→ HOW TO COMPLETE THIS TASK: How many lines in the data that follows contain the word "document"? Only that number is needed.

→ INFORMATION SHOWN:
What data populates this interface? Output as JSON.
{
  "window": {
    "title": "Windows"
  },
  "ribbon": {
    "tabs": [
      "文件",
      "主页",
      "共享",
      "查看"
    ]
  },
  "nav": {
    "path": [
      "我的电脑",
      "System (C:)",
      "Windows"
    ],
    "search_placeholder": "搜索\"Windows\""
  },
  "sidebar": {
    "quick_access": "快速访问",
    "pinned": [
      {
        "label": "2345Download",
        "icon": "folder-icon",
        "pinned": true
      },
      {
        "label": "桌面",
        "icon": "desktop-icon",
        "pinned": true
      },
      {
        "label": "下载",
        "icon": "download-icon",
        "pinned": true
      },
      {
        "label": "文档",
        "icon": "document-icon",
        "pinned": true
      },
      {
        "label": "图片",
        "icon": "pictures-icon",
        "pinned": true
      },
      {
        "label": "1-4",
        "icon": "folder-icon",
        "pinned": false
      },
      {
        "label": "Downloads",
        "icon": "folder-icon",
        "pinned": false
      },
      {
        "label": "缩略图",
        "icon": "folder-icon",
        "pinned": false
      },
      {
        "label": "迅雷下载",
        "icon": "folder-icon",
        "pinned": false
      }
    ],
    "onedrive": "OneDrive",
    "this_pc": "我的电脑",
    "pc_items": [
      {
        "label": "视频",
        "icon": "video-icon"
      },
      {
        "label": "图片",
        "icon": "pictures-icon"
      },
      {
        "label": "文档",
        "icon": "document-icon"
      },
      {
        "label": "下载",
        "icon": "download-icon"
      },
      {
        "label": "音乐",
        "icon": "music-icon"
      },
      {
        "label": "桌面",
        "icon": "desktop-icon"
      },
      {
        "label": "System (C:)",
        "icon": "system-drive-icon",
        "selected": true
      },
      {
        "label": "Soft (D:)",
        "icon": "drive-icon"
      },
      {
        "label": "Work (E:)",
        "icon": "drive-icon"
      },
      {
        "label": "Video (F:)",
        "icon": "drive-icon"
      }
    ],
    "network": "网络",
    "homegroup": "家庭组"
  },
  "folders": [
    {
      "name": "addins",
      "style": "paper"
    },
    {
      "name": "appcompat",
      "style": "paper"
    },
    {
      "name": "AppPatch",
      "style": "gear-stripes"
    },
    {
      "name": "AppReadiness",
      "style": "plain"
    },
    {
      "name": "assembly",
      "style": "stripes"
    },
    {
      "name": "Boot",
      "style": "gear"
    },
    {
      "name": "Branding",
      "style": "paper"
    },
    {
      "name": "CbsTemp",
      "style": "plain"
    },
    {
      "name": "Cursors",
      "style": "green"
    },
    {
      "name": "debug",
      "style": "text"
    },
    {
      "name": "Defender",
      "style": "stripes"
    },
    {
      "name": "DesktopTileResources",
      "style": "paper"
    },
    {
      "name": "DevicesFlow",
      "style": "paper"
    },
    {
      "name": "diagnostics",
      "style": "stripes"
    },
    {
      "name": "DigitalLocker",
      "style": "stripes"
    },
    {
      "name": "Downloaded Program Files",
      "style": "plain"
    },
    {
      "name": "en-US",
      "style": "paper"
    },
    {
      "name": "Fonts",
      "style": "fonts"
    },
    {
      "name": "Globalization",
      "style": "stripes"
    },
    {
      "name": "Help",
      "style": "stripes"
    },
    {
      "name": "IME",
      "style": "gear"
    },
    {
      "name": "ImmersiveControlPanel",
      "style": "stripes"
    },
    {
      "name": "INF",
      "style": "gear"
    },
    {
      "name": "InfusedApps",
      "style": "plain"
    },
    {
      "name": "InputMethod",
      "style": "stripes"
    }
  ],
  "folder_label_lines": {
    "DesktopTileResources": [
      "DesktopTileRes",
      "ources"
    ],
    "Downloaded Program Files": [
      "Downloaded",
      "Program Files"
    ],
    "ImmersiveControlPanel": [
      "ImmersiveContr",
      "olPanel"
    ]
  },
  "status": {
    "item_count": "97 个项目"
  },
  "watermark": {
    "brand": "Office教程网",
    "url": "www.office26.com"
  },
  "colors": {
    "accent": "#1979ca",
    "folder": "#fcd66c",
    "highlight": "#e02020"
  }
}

→ ANSWER TO THIS EXERCISE: 2